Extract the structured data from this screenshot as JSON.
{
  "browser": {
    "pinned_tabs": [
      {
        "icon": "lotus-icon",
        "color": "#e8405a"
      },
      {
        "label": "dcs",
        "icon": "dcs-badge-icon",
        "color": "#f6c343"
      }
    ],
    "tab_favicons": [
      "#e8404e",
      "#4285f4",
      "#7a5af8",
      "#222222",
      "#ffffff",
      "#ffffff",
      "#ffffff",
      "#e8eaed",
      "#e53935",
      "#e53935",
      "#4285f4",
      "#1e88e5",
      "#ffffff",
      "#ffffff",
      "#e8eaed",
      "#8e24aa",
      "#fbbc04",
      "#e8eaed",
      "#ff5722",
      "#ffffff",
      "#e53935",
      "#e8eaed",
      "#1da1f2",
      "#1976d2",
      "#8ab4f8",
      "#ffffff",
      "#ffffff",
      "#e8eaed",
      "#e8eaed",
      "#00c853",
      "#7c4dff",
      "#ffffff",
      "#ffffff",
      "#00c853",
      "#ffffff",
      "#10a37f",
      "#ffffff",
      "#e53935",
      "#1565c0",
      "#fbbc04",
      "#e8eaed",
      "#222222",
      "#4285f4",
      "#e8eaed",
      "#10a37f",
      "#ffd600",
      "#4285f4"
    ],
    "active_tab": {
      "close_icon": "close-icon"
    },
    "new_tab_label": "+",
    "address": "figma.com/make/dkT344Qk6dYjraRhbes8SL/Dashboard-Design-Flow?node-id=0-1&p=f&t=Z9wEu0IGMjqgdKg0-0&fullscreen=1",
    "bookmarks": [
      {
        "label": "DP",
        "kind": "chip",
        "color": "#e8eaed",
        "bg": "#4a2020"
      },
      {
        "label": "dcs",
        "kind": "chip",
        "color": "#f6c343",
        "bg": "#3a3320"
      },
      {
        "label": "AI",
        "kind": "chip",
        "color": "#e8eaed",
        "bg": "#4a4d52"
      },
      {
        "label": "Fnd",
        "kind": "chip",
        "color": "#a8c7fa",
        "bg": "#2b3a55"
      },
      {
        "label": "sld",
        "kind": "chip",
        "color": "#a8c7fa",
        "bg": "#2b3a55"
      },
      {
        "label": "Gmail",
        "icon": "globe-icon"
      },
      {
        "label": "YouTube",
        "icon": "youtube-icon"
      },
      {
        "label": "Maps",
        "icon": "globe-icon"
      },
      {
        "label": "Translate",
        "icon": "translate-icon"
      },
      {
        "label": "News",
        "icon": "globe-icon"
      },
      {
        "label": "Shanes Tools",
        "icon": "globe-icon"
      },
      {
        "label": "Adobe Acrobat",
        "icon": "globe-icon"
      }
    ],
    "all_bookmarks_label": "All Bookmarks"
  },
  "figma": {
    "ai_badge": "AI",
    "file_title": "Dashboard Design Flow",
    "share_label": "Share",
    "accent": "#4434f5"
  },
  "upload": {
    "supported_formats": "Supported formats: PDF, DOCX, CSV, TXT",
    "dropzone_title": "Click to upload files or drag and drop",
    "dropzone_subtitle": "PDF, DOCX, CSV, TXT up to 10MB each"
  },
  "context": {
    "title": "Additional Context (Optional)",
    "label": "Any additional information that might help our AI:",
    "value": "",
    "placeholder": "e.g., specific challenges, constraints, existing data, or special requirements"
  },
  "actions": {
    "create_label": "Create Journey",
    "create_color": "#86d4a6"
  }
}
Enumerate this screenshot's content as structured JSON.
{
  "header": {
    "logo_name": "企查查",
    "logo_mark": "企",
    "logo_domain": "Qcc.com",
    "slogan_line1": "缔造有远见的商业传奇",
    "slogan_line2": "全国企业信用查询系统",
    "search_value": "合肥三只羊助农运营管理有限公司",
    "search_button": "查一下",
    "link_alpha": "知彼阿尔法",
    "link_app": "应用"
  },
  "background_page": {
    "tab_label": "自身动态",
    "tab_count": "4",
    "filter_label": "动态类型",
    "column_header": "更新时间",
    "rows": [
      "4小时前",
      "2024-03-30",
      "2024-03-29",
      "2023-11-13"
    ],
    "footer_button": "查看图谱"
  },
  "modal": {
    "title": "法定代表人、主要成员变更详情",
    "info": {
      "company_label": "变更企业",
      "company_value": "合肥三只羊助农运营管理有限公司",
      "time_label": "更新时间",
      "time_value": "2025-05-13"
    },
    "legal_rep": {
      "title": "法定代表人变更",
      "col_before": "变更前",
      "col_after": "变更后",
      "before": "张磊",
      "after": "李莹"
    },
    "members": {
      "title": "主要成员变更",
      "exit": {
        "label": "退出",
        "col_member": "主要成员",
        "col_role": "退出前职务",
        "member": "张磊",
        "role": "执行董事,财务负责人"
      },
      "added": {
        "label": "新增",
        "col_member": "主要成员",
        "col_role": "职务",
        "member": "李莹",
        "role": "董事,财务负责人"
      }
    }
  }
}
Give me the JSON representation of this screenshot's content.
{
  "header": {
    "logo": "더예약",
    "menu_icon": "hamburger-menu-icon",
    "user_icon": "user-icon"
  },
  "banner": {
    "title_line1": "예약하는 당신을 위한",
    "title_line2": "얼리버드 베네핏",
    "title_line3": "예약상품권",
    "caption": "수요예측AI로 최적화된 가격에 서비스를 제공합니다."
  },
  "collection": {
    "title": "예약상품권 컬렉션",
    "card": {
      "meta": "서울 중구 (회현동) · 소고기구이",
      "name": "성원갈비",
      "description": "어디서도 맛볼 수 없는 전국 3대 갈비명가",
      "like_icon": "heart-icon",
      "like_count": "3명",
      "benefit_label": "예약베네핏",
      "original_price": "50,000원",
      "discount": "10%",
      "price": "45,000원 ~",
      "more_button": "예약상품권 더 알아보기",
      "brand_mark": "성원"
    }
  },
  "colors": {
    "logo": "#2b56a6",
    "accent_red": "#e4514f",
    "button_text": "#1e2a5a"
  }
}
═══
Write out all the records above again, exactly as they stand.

Extract the structured data from this screenshot as JSON.
{
  "browser": {
    "pinned_tabs": [
      {
        "icon": "lotus-icon",
        "color": "#e8405a"
      },
      {
        "label": "dcs",
        "icon": "dcs-badge-icon",
        "color": "#f6c343"
      }
    ],
    "tab_favicons": [
      "#e8404e",
      "#4285f4",
      "#7a5af8",
      "#222222",
      "#ffffff",
      "#ffffff",
      "#ffffff",
      "#e8eaed",
      "#e53935",
      "#e53935",
      "#4285f4",
      "#1e88e5",
      "#ffffff",
      "#ffffff",
      "#e8eaed",
      "#8e24aa",
      "#fbbc04",
      "#e8eaed",
      "#ff5722",
      "#ffffff",
      "#e53935",
      "#e8eaed",
      "#1da1f2",
      "#1976d2",
      "#8ab4f8",
      "#ffffff",
      "#ffffff",
      "#e8eaed",
      "#e8eaed",
      "#00c853",
      "#7c4dff",
      "#ffffff",
      "#ffffff",
      "#00c853",
      "#ffffff",
      "#10a37f",
      "#ffffff",
      "#e53935",
      "#1565c0",
      "#fbbc04",
      "#e8eaed",
      "#222222",
      "#4285f4",
      "#e8eaed",
      "#10a37f",
      "#ffd600",
      "#4285f4"
    ],
    "active_tab": {
      "close_icon": "close-icon"
    },
    "new_tab_label": "+",
    "address": "figma.com/make/dkT344Qk6dYjraRhbes8SL/Dashboard-Design-Flow?node-id=0-1&p=f&t=Z9wEu0IGMjqgdKg0-0&fullscreen=1",
    "bookmarks": [
      {
        "label": "DP",
        "kind": "chip",
        "color": "#e8eaed",
        "bg": "#4a2020"
      },
      {
        "label": "dcs",
        "kind": "chip",
        "color": "#f6c343",
        "bg": "#3a3320"
      },
      {
        "label": "AI",
        "kind": "chip",
        "color": "#e8eaed",
        "bg": "#4a4d52"
      },
      {
        "label": "Fnd",
        "kind": "chip",
        "color": "#a8c7fa",
        "bg": "#2b3a55"
      },
      {
        "label": "sld",
        "kind": "chip",
        "color": "#a8c7fa",
        "bg": "#2b3a55"
      },
      {
        "label": "Gmail",
        "icon": "globe-icon"
      },
      {
        "label": "YouTube",
        "icon": "youtube-icon"
      },
      {
        "label": "Maps",
        "icon": "globe-icon"
      },
      {
        "label": "Translate",
        "icon": "translate-icon"
      },
      {
        "label": "News",
        "icon": "globe-icon"
      },
      {
        "label": "Shanes Tools",
        "icon": "globe-icon"
      },
      {
        "label": "Adobe Acrobat",
        "icon": "globe-icon"
      }
    ],
    "all_bookmarks_label": "All Bookmarks"
  },
  "figma": {
    "ai_badge": "AI",
    "file_title": "Dashboard Design Flow",
    "share_label": "Share",
    "accent": "#4434f5"
  },
  "upload": {
    "supported_formats": "Supported formats: PDF, DOCX, CSV, TXT",
    "dropzone_title": "Click to upload files or drag and drop",
    "dropzone_subtitle": "PDF, DOCX, CSV, TXT up to 10MB each"
  },
  "context": {
    "title": "Additional Context (Optional)",
    "label": "Any additional information that might help our AI:",
    "value": "",
    "placeholder": "e.g., specific challenges, constraints, existing data, or special requirements"
  },
  "actions": {
    "create_label": "Create Journey",
    "create_color": "#86d4a6"
  }
}
Enumerate this screenshot's content as structured JSON.
{
  "header": {
    "logo_name": "企查查",
    "logo_mark": "企",
    "logo_domain": "Qcc.com",
    "slogan_line1": "缔造有远见的商业传奇",
    "slogan_line2": "全国企业信用查询系统",
    "search_value": "合肥三只羊助农运营管理有限公司",
    "search_button": "查一下",
    "link_alpha": "知彼阿尔法",
    "link_app": "应用"
  },
  "background_page": {
    "tab_label": "自身动态",
    "tab_count": "4",
    "filter_label": "动态类型",
    "column_header": "更新时间",
    "rows": [
      "4小时前",
      "2024-03-30",
      "2024-03-29",
      "2023-11-13"
    ],
    "footer_button": "查看图谱"
  },
  "modal": {
    "title": "法定代表人、主要成员变更详情",
    "info": {
      "company_label": "变更企业",
      "company_value": "合肥三只羊助农运营管理有限公司",
      "time_label": "更新时间",
      "time_value": "2025-05-13"
    },
    "legal_rep": {
      "title": "法定代表人变更",
      "col_before": "变更前",
      "col_after": "变更后",
      "before": "张磊",
      "after": "李莹"
    },
    "members": {
      "title": "主要成员变更",
      "exit": {
        "label": "退出",
        "col_member": "主要成员",
        "col_role": "退出前职务",
        "member": "张磊",
        "role": "执行董事,财务负责人"
      },
      "added": {
        "label": "新增",
        "col_member": "主要成员",
        "col_role": "职务",
        "member": "李莹",
        "role": "董事,财务负责人"
      }
    }
  }
}
Give me the JSON representation of this screenshot's content.
{
  "header": {
    "logo": "더예약",
    "menu_icon": "hamburger-menu-icon",
    "user_icon": "user-icon"
  },
  "banner": {
    "title_line1": "예약하는 당신을 위한",
    "title_line2": "얼리버드 베네핏",
    "title_line3": "예약상품권",
    "caption": "수요예측AI로 최적화된 가격에 서비스를 제공합니다."
  },
  "collection": {
    "title": "예약상품권 컬렉션",
    "card": {
      "meta": "서울 중구 (회현동) · 소고기구이",
      "name": "성원갈비",
      "description": "어디서도 맛볼 수 없는 전국 3대 갈비명가",
      "like_icon": "heart-icon",
      "like_count": "3명",
      "benefit_label": "예약베네핏",
      "original_price": "50,000원",
      "discount": "10%",
      "price": "45,000원 ~",
      "more_button": "예약상품권 더 알아보기",
      "brand_mark": "성원"
    }
  },
  "colors": {
    "logo": "#2b56a6",
    "accent_red": "#e4514f",
    "button_text": "#1e2a5a"
  }
}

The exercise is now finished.